2) What is the best way to address the lack of a skilled workforce in the highly regulated medical devices industry?
3) How will government regulation and public policy affect the medical devices industry?
4) Can we forecast how a variety of powerful economic forces at work today will change the future economic environment facing the medical devices industry?
5) What are the affects of global competition and U.S. Food and Drug Administration (FDA) regulation and what are appropriate public policy responses?

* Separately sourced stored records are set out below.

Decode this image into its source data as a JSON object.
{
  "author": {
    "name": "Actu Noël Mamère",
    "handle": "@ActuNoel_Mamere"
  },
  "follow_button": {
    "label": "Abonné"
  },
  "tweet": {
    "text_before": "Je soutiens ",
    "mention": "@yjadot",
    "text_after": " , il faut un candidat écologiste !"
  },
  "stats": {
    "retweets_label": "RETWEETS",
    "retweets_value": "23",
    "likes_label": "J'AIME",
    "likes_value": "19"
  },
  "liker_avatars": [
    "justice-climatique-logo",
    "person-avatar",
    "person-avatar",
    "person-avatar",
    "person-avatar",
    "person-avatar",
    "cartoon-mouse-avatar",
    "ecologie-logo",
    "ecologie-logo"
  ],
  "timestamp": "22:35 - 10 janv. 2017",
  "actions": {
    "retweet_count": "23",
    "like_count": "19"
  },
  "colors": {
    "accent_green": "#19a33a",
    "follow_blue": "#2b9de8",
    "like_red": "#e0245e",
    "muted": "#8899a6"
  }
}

The educational component of CareMed includes a 15-hour graduate certificate program in regulatory affairs (with an explicit emphasis on medical devices). This certificate program was developed with input from local medical device companies and faculty in the Regulatory Affairs Program at San Diego State University. Moreover, this certificate program is expected to evolve into a formal Master’s degree option in the near future. In order to become a Master’s degree program, new courses must be added. One of the planned new courses is a course in the economics of regulation and antitrust, and a second is the economics of healthcare. Both of these courses already exist in the College of Business Administration at USF.

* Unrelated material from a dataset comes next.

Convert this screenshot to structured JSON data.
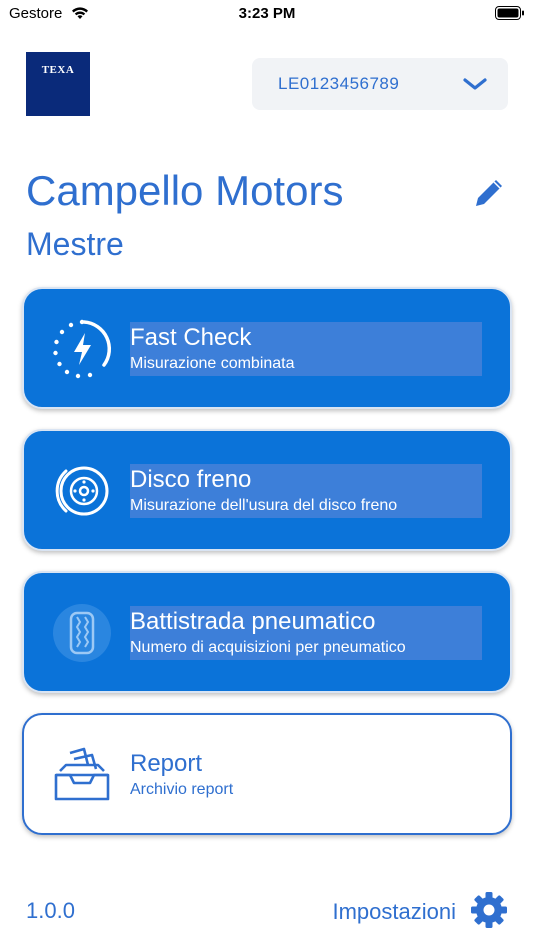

CareMed will require and encourage close, direct interaction with practitioners and key constituents within the medical devices industry who can offer a rich understanding of the workings of the industry and the issues it faces, both in the short run and in the long run. In fact, operating partnerships have already been established with the Florida Medical Manufacturers’ Consortium (FMMC) and the U.S. Food and Drug Administration (FDA).
One centerpiece of CareMed that integrates our three-pronged mission is an active learning and virtual manufacturing laboratory. This lab will facilitate research on advanced manufacturing and prototyping techniques, promote collaboration between academia and industry in medical device and equipment design and manufacturing, and provide opportunities for hands-on learning by our engineering students.
The CareMed industry center is consistent with the five competitive strategies put forth by the College of Engineering which make it viable for other state and federal funding.
The findings of the recent National Academy of Engineering (NAE) study indicates the importance of the MDE industry at the local, national, and international levels, coupled with the research interests and resource capabilities of USF, make a strong case for developing CareMed as a national research center at the University of South Florida.
The research agenda undertaken by CareMed takes aim at substantive issues and problems that will lead to outcomes of interest to both university scholars and industry practitioners. Among the issues CareMed is likely to address are the following:
CareMed Approach to Research